*Action item*
Your response must consist of the listing below, repeated exactly.
====== Entries shown ======
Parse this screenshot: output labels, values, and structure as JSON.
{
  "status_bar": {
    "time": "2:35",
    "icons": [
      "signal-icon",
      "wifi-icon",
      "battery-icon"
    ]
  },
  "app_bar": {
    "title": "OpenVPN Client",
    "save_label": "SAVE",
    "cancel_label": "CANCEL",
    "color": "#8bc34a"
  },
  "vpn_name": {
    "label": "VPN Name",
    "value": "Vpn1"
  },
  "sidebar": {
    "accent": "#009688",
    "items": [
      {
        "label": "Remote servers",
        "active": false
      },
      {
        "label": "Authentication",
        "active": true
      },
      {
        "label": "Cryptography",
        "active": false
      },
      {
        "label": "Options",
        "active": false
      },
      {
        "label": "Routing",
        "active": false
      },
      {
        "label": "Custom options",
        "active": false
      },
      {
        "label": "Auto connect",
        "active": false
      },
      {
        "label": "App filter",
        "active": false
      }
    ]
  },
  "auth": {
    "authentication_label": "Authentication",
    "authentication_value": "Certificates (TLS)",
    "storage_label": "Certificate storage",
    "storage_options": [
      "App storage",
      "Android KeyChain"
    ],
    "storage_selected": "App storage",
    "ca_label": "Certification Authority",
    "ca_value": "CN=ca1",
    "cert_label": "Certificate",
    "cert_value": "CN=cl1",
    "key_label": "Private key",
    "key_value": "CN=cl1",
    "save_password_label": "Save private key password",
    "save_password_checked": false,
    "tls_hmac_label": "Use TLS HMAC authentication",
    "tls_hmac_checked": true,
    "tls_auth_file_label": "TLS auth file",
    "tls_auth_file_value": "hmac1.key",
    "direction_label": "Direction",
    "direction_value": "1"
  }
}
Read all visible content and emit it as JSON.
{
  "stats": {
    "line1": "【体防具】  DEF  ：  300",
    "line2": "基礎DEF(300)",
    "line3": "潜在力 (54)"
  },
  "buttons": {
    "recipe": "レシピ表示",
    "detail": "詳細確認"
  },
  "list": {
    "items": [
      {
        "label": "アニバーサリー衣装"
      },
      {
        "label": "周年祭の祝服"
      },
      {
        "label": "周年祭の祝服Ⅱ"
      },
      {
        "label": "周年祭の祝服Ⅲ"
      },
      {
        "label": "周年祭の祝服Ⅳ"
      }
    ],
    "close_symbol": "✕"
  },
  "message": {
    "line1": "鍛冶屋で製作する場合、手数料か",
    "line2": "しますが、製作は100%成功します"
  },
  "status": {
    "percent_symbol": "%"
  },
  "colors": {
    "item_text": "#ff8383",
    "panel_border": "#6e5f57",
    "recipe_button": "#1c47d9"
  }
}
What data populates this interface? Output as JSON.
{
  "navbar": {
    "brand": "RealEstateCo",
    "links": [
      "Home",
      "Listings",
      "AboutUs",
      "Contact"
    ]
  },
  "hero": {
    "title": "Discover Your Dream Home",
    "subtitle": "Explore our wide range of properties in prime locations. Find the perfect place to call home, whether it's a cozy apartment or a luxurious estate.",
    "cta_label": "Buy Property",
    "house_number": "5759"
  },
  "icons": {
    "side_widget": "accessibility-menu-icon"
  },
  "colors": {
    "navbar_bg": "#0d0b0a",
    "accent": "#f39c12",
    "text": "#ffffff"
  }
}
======
*Solution for this problem*
Parse this screenshot: output labels, values, and structure as JSON.
{
  "status_bar": {
    "time": "2:35",
    "icons": [
      "signal-icon",
      "wifi-icon",
      "battery-icon"
    ]
  },
  "app_bar": {
    "title": "OpenVPN Client",
    "save_label": "SAVE",
    "cancel_label": "CANCEL",
    "color": "#8bc34a"
  },
  "vpn_name": {
    "label": "VPN Name",
    "value": "Vpn1"
  },
  "sidebar": {
    "accent": "#009688",
    "items": [
      {
        "label": "Remote servers",
        "active": false
      },
      {
        "label": "Authentication",
        "active": true
      },
      {
        "label": "Cryptography",
        "active": false
      },
      {
        "label": "Options",
        "active": false
      },
      {
        "label": "Routing",
        "active": false
      },
      {
        "label": "Custom options",
        "active": false
      },
      {
        "label": "Auto connect",
        "active": false
      },
      {
        "label": "App filter",
        "active": false
      }
    ]
  },
  "auth": {
    "authentication_label": "Authentication",
    "authentication_value": "Certificates (TLS)",
    "storage_label": "Certificate storage",
    "storage_options": [
      "App storage",
      "Android KeyChain"
    ],
    "storage_selected": "App storage",
    "ca_label": "Certification Authority",
    "ca_value": "CN=ca1",
    "cert_label": "Certificate",
    "cert_value": "CN=cl1",
    "key_label": "Private key",
    "key_value": "CN=cl1",
    "save_password_label": "Save private key password",
    "save_password_checked": false,
    "tls_hmac_label": "Use TLS HMAC authentication",
    "tls_hmac_checked": true,
    "tls_auth_file_label": "TLS auth file",
    "tls_auth_file_value": "hmac1.key",
    "direction_label": "Direction",
    "direction_value": "1"
  }
}
Read all visible content and emit it as JSON.
{
  "stats": {
    "line1": "【体防具】  DEF  ：  300",
    "line2": "基礎DEF(300)",
    "line3": "潜在力 (54)"
  },
  "buttons": {
    "recipe": "レシピ表示",
    "detail": "詳細確認"
  },
  "list": {
    "items": [
      {
        "label": "アニバーサリー衣装"
      },
      {
        "label": "周年祭の祝服"
      },
      {
        "label": "周年祭の祝服Ⅱ"
      },
      {
        "label": "周年祭の祝服Ⅲ"
      },
      {
        "label": "周年祭の祝服Ⅳ"
      }
    ],
    "close_symbol": "✕"
  },
  "message": {
    "line1": "鍛冶屋で製作する場合、手数料か",
    "line2": "しますが、製作は100%成功します"
  },
  "status": {
    "percent_symbol": "%"
  },
  "colors": {
    "item_text": "#ff8383",
    "panel_border": "#6e5f57",
    "recipe_button": "#1c47d9"
  }
}
What data populates this interface? Output as JSON.
{
  "navbar": {
    "brand": "RealEstateCo",
    "links": [
      "Home",
      "Listings",
      "AboutUs",
      "Contact"
    ]
  },
  "hero": {
    "title": "Discover Your Dream Home",
    "subtitle": "Explore our wide range of properties in prime locations. Find the perfect place to call home, whether it's a cozy apartment or a luxurious estate.",
    "cta_label": "Buy Property",
    "house_number": "5759"
  },
  "icons": {
    "side_widget": "accessibility-menu-icon"
  },
  "colors": {
    "navbar_bg": "#0d0b0a",
    "accent": "#f39c12",
    "text": "#ffffff"
  }
}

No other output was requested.